When the case of Vanessa Patey began to unfold, it was widely reported that a blind man was being tried for murder and that his wife was not allowed to attend the trial.

A jury had been deliberating for about 10 hours on Wednesday night and the judge had said that they could be out for a few more days.

The trial had been delayed three times, including for a day because the court was under an emergency order to ensure that the trial was not interrupted by a coronavirus pandemic.

But, just days before, a judge had ordered the prosecution to have a second doctor present at the hearing, in the hope that she could be present during the hearing to make sure that the prosecution was not prejudiced.

And, a couple of weeks ago, a federal court judge ordered the defence to give evidence in the case, even though there were only five people in the courtroom and that only one of them was a blind woman.

And yet, the defence lawyer in the trial, who was representing the defendant, had failed to attend because she was in a hospital, so that she couldn’t attend to her defence.

So, we can only assume that this is a case of a blind justice not being followed.

And what does this say about the way in which the criminal justice system works?

Justice for Vanessa and justice for all Australians, that is what Justice for Vanesa Pateys cause is about.

Justice Vanessa, justice for justice, justice is what it says, justice, for justice Vanessa’s cause is for all people to have equal access to justice.

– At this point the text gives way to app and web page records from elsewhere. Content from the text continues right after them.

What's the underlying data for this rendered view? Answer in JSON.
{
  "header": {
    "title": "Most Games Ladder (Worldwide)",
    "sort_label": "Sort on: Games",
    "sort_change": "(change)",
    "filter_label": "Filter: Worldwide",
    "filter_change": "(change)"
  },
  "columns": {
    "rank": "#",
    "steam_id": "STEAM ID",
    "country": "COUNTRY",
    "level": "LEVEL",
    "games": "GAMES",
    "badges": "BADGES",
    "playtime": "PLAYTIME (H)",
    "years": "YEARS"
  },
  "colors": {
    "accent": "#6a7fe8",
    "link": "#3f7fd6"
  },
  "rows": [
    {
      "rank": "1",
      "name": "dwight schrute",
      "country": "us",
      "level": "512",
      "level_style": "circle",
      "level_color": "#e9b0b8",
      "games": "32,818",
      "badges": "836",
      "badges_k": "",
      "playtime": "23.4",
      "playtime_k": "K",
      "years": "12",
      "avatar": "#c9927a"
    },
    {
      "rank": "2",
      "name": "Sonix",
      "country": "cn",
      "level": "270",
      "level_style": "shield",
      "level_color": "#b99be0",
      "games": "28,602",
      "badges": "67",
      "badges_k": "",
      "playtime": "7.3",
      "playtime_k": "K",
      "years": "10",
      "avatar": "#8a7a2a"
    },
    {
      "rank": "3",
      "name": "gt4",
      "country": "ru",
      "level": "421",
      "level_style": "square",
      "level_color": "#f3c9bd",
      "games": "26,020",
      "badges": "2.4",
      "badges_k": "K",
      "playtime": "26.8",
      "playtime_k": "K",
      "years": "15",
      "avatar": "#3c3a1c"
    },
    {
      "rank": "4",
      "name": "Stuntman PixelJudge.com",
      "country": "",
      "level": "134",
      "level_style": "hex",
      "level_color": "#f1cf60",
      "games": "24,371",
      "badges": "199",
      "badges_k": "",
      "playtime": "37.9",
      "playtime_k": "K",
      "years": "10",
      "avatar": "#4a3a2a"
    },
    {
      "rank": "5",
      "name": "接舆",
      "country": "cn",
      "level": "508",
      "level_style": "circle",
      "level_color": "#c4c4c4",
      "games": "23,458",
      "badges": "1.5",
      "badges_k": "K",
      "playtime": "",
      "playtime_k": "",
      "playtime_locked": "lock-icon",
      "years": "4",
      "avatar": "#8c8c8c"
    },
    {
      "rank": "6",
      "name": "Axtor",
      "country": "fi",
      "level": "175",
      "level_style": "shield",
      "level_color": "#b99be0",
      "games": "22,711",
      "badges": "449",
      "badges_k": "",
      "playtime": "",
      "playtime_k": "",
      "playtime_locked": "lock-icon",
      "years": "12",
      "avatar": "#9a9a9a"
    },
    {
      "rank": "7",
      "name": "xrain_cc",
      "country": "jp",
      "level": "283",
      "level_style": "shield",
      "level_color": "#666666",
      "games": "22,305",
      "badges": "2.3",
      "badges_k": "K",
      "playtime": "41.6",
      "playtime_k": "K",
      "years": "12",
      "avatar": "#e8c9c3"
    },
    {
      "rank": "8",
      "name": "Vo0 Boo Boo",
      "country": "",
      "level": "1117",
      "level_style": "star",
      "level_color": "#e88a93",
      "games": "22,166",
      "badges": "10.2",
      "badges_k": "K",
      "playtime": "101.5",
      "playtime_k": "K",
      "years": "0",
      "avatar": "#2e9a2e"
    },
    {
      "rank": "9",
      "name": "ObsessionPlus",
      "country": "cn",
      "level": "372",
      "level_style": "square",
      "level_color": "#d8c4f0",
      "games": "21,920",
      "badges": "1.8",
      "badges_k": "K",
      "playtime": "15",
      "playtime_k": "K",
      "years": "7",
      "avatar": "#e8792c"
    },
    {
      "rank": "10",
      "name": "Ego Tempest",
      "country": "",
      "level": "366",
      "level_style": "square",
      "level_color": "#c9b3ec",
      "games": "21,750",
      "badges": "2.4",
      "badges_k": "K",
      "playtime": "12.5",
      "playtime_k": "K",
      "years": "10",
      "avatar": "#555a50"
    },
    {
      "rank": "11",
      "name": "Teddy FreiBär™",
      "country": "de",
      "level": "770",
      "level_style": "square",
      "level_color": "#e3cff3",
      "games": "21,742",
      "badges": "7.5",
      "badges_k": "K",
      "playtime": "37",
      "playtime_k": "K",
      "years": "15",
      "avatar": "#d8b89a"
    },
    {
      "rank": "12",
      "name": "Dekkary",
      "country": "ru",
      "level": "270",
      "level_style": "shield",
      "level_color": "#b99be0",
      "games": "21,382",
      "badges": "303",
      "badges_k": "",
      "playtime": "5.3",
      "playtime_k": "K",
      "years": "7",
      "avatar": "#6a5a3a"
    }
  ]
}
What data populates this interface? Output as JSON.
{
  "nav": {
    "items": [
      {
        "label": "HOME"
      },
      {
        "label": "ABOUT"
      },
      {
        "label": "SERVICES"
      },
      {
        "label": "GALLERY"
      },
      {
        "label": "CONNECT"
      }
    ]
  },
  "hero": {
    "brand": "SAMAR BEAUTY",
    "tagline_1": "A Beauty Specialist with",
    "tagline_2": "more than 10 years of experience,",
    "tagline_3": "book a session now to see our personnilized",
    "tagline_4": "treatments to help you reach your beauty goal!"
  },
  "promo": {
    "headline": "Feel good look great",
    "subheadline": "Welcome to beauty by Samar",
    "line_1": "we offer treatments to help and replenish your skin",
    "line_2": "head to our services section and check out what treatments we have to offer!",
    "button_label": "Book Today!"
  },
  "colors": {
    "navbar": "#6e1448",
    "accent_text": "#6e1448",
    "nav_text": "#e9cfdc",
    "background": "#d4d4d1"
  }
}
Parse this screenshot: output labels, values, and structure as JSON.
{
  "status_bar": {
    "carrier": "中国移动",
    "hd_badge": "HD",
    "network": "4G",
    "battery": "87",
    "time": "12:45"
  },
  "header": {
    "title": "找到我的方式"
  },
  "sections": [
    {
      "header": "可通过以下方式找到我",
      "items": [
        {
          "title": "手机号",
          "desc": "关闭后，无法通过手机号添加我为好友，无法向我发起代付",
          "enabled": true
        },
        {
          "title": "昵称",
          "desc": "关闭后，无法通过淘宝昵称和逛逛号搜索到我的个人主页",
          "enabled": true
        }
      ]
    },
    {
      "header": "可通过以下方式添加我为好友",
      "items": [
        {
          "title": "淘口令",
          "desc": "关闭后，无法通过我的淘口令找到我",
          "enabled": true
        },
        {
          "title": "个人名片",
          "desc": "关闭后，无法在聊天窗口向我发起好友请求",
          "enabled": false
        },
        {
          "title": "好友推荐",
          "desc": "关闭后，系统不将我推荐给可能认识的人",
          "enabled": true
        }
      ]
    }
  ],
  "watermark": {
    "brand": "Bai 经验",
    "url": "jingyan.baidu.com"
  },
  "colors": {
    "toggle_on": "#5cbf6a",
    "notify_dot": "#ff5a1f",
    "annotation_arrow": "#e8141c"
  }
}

This case has shown that it is possible to have an adversarial system, where justice is not determined by who has the most resources, but by who is least vulnerable.

The court system has a responsibility to ensure fairness in the criminal system, and to ensure all people are not discriminated against or discriminated against on the basis of disability.

Justice Vanessa is calling for the creation of a special commission, and an independent inquiry into the conduct of the courts in relation to the blind.

We need an inquiry into whether the conduct by the Crown and the courts during the case was unfair, and whether there are enough blind people who have been involved in this case to provide a voice to the court, the jury, the judge, the public and the public at large.

There are many people in Australia who are blind, who do not speak English or are not familiar with the English language, who are unable to understand English or cannot read the English in court, who have to rely on the help of interpreters and the assistance of court staff.

So justice for Vanee Pateies cause is to have the courts and the Crown make the necessary changes to ensure there is fairness in our justice system.

Justice for justice for vanesa, justice justice for the blind, justice law for justice vanessa, this is justice.

For the blind vanessa Pates cause is justice justice. 

Topics:blind-people,courts-and-trials,police,justice-and‑justice,crime,community-and.-society,women,human-interest,australiaFirst posted September 16, 2019 17:07:46Contact Louise McNeillMore stories from New South Wales